The following statement was released by the rating agency Fitch: Greek authorities are likely to want to see further improvements in investor and customer confidence before capital controls, introduced in June 2015, are materially eased at Greek banks.
In our view, the economic and political environment remains fragile and confidence has not yet returned to the financial system. Our standalone viability ratings assigned to the Greek banks remain at 'f'.
Capital controls could be gradually relaxed from late 2016 if the political and operating environments are stable and Greece continues to deliver the reforms envisaged in its economic adjustment program, in our view.
Depositor behavior is highly sensitive to political developments. In the nine months prior to June 2015, amid uncertainty about Greece's place in the eurozone, the banking sector lost 43 billion euros, or 26%, of private sector deposits.
Deposits have not flowed back into the system and deposit levels remain broadly flat since June 2015. Restrictions on deposit withdrawals discourage customers from placing funds back with the banks.
A possible example for relaxing controls could be to raise the 420-euro weekly withdrawal limit per person. But it is difficult to gauge whether depositors are sufficiently confident in the banks or whether relaxation might trigger a new round of withdrawals.
Volumes of banknotes in circulation increased significantly prior to the imposition of capital controls, suggesting that cash withdrawn from banks was kept in the country.
Before the Greek authorities lift controls, they will assess whether depositor behavior has changed or whether the urge to hoard cash is still prevalent.
Recapitalizations mean that the credit fundamentals of Greek banks progressed significantly since June 2015 and capital controls also protect liquidity in the system.
The sector as a whole is still heavily reliant on Eurosystem funding, largely in the form of emergency liquidity assistance (ELA) channelled through the Bank of Greece.
But in June 2016, the ECB reinstated a waiver enabling it to accept Greek public sector debt as collateral to access regular refinancing facilities.
We estimate that Greek banks could replace around 7% of their ELA funding with ECB borrowing; while this is not a significant amount, the banks will benefit from it being a slightly cheaper form of funding.
Greek banks can also borrow under the ECB's targeted longer-term refinancing operations (TLTRO). TLTROs would lengthen the maturity profile of Greek banks' funding and reduce costs.
However, TLTROs can only be used to fund new lending and meaningful new loan growth can only take place once confidence returns.

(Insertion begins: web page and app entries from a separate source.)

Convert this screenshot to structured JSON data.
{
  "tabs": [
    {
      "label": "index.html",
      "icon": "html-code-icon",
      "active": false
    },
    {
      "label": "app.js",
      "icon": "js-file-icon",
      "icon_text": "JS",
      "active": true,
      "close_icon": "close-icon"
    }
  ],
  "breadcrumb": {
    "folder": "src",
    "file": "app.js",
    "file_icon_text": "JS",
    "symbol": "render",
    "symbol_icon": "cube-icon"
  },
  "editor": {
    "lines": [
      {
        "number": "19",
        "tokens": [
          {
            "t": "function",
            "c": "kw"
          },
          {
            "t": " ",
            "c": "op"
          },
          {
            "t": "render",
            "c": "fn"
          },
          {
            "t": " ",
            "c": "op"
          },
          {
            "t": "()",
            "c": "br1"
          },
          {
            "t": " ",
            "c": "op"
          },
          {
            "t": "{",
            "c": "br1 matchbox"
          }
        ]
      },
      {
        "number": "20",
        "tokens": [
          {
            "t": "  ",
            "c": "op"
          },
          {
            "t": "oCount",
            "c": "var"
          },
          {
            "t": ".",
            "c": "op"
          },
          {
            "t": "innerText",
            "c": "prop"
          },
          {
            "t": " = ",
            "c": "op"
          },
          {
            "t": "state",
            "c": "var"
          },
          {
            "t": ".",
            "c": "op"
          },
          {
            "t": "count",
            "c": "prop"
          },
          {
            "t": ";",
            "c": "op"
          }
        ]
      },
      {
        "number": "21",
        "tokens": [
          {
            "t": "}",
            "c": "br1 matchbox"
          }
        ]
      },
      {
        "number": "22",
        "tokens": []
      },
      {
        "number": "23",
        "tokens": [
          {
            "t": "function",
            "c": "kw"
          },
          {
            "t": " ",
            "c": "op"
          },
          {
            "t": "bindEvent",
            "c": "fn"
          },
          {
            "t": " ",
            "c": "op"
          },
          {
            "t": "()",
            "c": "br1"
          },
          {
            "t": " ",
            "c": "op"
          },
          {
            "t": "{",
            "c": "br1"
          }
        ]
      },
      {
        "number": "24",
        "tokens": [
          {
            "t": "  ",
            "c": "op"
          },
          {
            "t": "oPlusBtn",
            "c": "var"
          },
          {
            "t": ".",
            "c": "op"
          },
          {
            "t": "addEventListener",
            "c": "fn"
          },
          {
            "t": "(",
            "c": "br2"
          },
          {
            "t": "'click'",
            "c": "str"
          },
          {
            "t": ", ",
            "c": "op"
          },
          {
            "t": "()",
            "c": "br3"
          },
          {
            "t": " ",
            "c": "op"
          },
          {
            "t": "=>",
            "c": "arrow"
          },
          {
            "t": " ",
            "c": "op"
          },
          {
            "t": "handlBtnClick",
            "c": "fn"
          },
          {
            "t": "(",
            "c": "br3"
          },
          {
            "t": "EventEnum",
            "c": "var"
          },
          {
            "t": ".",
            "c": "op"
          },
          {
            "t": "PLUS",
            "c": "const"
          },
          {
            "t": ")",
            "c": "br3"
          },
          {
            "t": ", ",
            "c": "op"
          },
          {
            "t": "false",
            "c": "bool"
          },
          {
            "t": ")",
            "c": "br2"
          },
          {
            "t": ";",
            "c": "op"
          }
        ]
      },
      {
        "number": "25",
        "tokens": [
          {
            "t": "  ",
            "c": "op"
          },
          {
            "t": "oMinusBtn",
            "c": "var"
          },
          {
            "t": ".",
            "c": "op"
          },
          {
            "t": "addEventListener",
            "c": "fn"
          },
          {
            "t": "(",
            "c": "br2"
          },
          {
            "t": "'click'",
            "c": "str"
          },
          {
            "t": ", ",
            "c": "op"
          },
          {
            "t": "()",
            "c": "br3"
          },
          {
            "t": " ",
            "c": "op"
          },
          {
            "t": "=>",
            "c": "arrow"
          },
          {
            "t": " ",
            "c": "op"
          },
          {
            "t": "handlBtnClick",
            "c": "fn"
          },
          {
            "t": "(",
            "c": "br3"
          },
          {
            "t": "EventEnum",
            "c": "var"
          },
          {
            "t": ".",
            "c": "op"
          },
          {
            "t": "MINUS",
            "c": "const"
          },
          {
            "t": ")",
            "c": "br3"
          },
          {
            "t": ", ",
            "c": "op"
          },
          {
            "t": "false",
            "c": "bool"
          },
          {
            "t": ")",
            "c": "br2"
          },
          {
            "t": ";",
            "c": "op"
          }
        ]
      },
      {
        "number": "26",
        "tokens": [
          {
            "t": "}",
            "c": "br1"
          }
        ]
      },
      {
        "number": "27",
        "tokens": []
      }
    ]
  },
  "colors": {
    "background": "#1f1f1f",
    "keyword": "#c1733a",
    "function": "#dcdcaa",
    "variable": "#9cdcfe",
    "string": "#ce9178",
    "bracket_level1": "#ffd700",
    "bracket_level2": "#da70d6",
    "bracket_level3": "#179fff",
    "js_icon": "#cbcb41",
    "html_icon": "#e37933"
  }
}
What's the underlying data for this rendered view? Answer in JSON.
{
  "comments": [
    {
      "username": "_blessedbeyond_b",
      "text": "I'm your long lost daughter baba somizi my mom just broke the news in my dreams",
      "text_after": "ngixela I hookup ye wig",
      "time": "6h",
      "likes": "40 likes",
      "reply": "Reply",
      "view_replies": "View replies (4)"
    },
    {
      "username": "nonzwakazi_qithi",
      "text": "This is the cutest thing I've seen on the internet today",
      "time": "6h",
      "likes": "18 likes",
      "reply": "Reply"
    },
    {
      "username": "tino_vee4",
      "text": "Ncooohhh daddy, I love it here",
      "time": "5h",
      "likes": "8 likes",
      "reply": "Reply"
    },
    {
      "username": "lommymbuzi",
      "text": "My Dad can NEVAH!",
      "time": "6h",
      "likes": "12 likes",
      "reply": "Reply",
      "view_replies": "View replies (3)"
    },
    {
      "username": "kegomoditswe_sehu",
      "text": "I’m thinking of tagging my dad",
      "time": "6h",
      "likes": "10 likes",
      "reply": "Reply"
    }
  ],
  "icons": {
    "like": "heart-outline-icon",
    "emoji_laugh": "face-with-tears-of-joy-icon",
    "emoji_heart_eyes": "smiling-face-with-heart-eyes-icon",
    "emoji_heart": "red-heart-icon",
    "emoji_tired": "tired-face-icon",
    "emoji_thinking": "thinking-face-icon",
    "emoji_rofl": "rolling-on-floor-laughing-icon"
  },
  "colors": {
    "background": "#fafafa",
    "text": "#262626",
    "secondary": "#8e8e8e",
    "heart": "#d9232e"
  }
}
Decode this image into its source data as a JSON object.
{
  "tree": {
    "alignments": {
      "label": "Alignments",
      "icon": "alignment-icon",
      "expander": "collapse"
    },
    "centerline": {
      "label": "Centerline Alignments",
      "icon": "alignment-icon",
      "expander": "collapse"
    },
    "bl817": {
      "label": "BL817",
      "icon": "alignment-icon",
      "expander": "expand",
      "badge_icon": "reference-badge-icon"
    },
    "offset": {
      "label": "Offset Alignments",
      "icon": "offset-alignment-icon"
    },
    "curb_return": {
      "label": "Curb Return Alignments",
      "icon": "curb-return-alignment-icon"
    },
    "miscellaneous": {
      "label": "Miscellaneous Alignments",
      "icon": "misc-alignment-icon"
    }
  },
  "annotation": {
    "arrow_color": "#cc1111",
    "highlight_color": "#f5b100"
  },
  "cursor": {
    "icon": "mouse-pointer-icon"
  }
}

We expect some further loan deleveraging in the system, reflecting banks' tight liquidity and muted demand from high quality borrowers.
We forecast another year of economic contraction for Greece in 2016, with GDP contracting by 0.9%, with gradual improvement coming in 2017.